[Page and application data records]
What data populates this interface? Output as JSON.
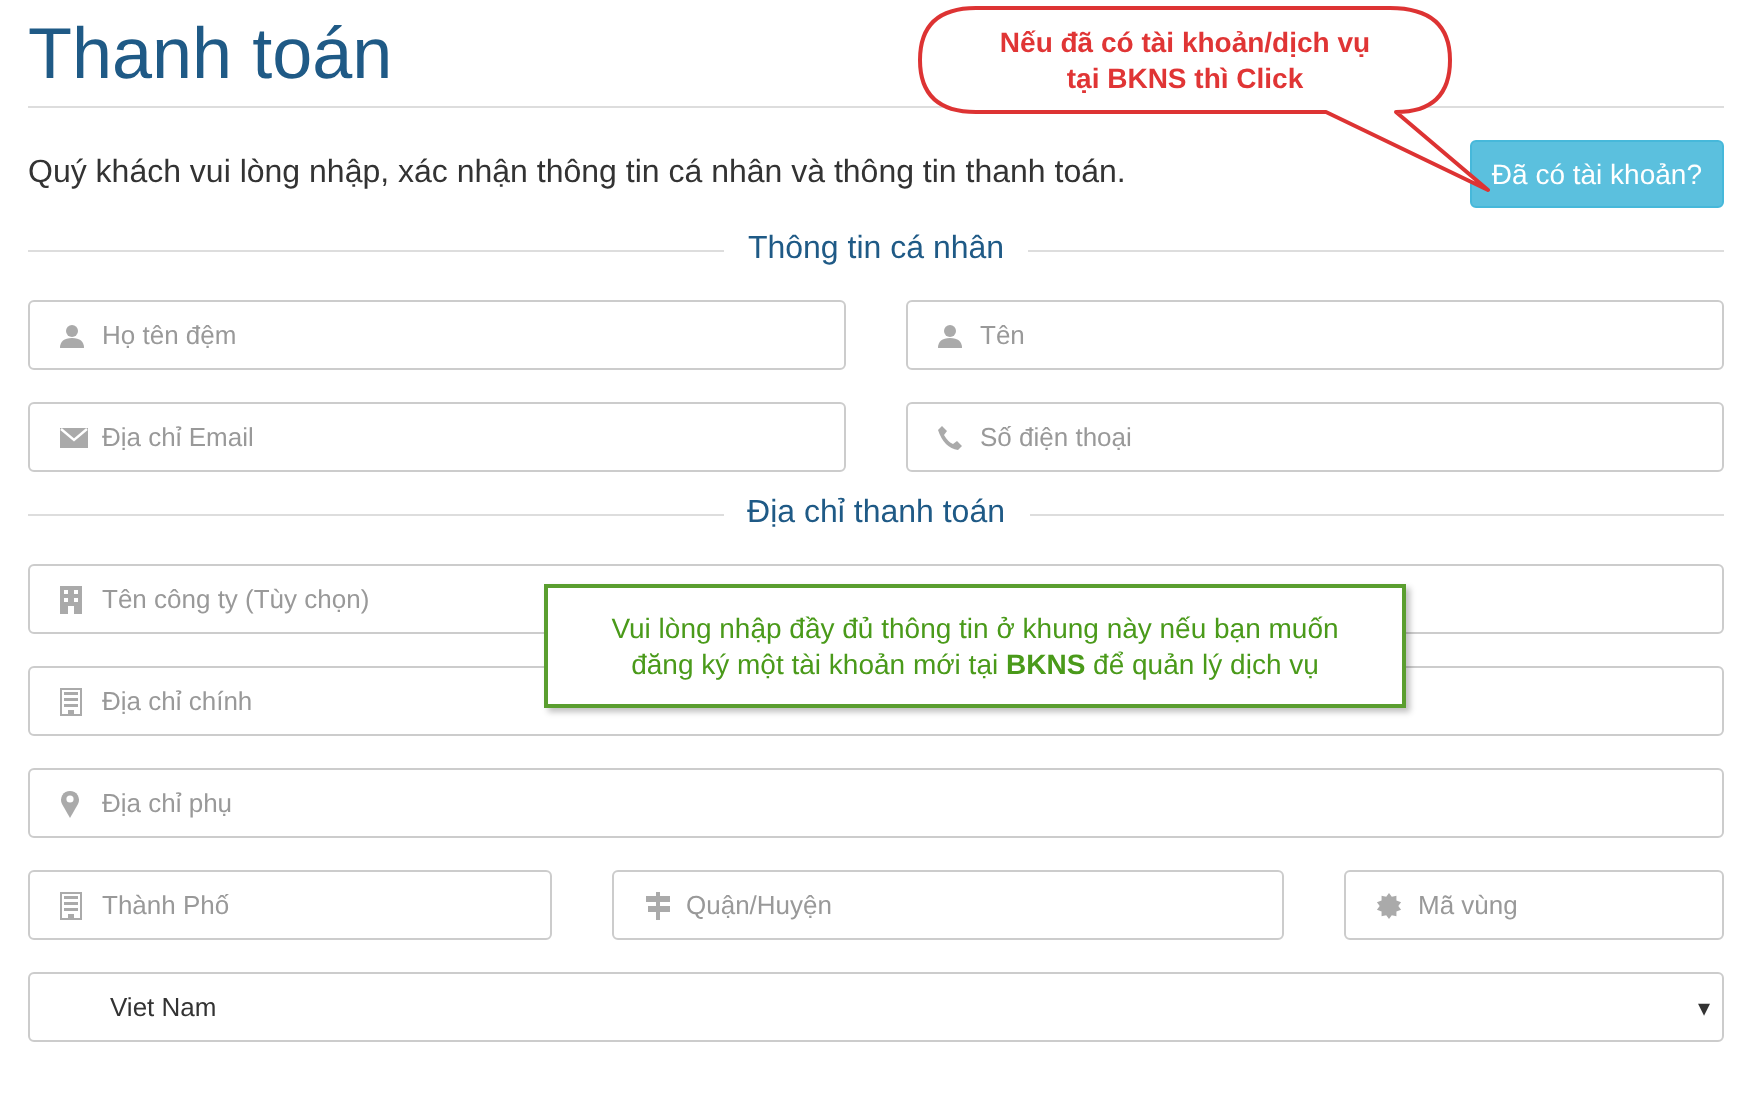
{
  "title": "Thanh toán",
  "intro": "Quý khách vui lòng nhập, xác nhận thông tin cá nhân và thông tin thanh toán.",
  "account_button": "Đã có tài khoản?",
  "callout": {
    "lines": [
      "Nếu đã có tài khoản/dịch vụ",
      "tại BKNS thì Click"
    ]
  },
  "note": {
    "lines": [
      "Vui lòng nhập đầy đủ thông tin ở khung này nếu bạn muốn",
      "đăng ký một tài khoản mới tại **BKNS** để quản lý dịch vụ"
    ]
  },
  "sections": [
    {
      "heading": "Thông tin cá nhân",
      "rows": [
        [
          {
            "kind": "input",
            "placeholder": "Họ tên đệm"
          },
          {
            "kind": "input",
            "placeholder": "Tên"
          }
        ],
        [
          {
            "kind": "input",
            "placeholder": "Địa chỉ Email"
          },
          {
            "kind": "input",
            "placeholder": "Số điện thoại"
          }
        ]
      ]
    },
    {
      "heading": "Địa chỉ thanh toán",
      "rows": [
        [
          {
            "kind": "input",
            "placeholder": "Tên công ty (Tùy chọn)"
          }
        ],
        [
          {
            "kind": "input",
            "placeholder": "Địa chỉ chính"
          }
        ],
        [
          {
            "kind": "input",
            "placeholder": "Địa chỉ phụ"
          }
        ],
        [
          {
            "kind": "input",
            "placeholder": "Thành Phố"
          },
          {
            "kind": "input",
            "placeholder": "Quận/Huyện"
          },
          {
            "kind": "input",
            "placeholder": "Mã vùng"
          }
        ],
        [
          {
            "kind": "select",
            "value": "Viet Nam",
            "arrow": "▾"
          }
        ]
      ]
    }
  ]
}
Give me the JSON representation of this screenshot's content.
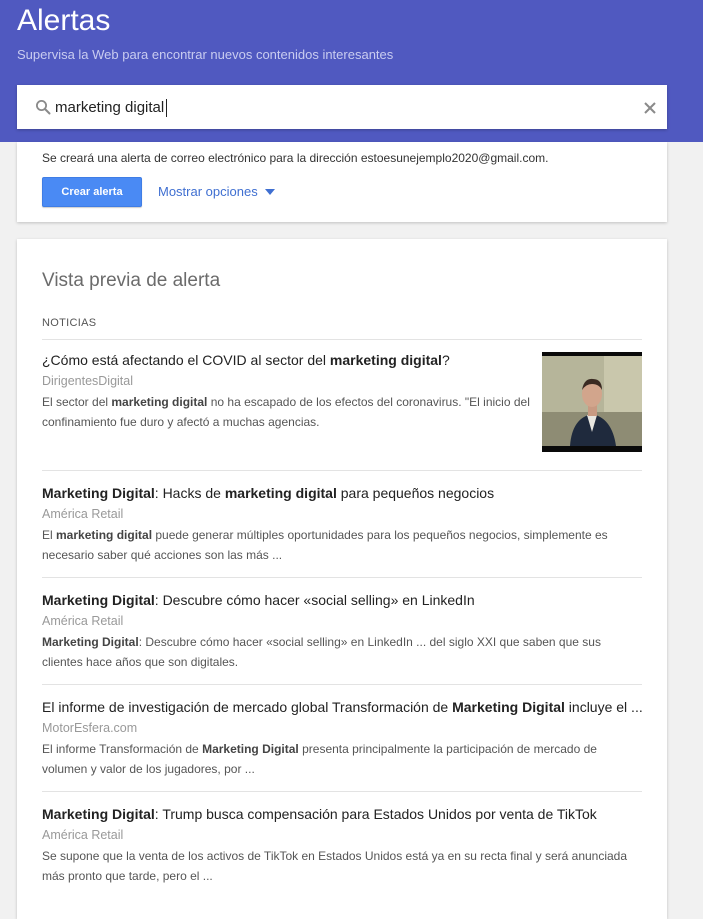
{
  "header": {
    "title": "Alertas",
    "subtitle": "Supervisa la Web para encontrar nuevos contenidos interesantes",
    "bg_color": "#5059c0"
  },
  "search": {
    "value": "marketing digital",
    "icon": "search-icon",
    "clear_icon": "close-icon"
  },
  "create": {
    "email_note": "Se creará una alerta de correo electrónico para la dirección estoesunejemplo2020@gmail.com.",
    "button_label": "Crear alerta",
    "options_label": "Mostrar opciones",
    "accent_color": "#4a8af4"
  },
  "preview": {
    "title": "Vista previa de alerta",
    "section_label": "NOTICIAS",
    "items": [
      {
        "title": [
          {
            "t": "¿Cómo está afectando el COVID al sector del "
          },
          {
            "t": "marketing digital",
            "b": true
          },
          {
            "t": "?"
          }
        ],
        "source": "DirigentesDigital",
        "snippet": [
          {
            "t": "El sector del "
          },
          {
            "t": "marketing digital",
            "b": true
          },
          {
            "t": " no ha escapado de los efectos del coronavirus. \"El inicio del confinamiento fue duro y afectó a muchas agencias."
          }
        ],
        "has_thumbnail": true
      },
      {
        "title": [
          {
            "t": "Marketing Digital",
            "b": true
          },
          {
            "t": ": Hacks de "
          },
          {
            "t": "marketing digital",
            "b": true
          },
          {
            "t": " para pequeños negocios"
          }
        ],
        "source": "América Retail",
        "snippet": [
          {
            "t": "El "
          },
          {
            "t": "marketing digital",
            "b": true
          },
          {
            "t": " puede generar múltiples oportunidades para los pequeños negocios, simplemente es necesario saber qué acciones son las más ..."
          }
        ]
      },
      {
        "title": [
          {
            "t": "Marketing Digital",
            "b": true
          },
          {
            "t": ": Descubre cómo hacer «social selling» en LinkedIn"
          }
        ],
        "source": "América Retail",
        "snippet": [
          {
            "t": "Marketing Digital",
            "b": true
          },
          {
            "t": ": Descubre cómo hacer «social selling» en LinkedIn ... del siglo XXI que saben que sus clientes hace años que son digitales."
          }
        ]
      },
      {
        "title": [
          {
            "t": "El informe de investigación de mercado global Transformación de "
          },
          {
            "t": "Marketing Digital",
            "b": true
          },
          {
            "t": " incluye el ..."
          }
        ],
        "source": "MotorEsfera.com",
        "snippet": [
          {
            "t": "El informe Transformación de "
          },
          {
            "t": "Marketing Digital",
            "b": true
          },
          {
            "t": " presenta principalmente la participación de mercado de volumen y valor de los jugadores, por ..."
          }
        ]
      },
      {
        "title": [
          {
            "t": "Marketing Digital",
            "b": true
          },
          {
            "t": ": Trump busca compensación para Estados Unidos por venta de TikTok"
          }
        ],
        "source": "América Retail",
        "snippet": [
          {
            "t": "Se supone que la venta de los activos de TikTok en Estados Unidos está ya en su recta final y será anunciada más pronto que tarde, pero el ..."
          }
        ]
      }
    ]
  }
}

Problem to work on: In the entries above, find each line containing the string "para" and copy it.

Answer box:
    "subtitle": "Supervisa la Web para encontrar nuevos contenidos interesantes",
    "email_note": "Se creará una alerta de correo electrónico para la dirección estoesunejemplo2020@gmail.com.",
            "t": " para pequeños negocios"
            "t": " puede generar múltiples oportunidades para los pequeños negocios, simplemente es necesario saber qué acciones son las más ..."
            "t": ": Trump busca compensación para Estados Unidos por venta de TikTok"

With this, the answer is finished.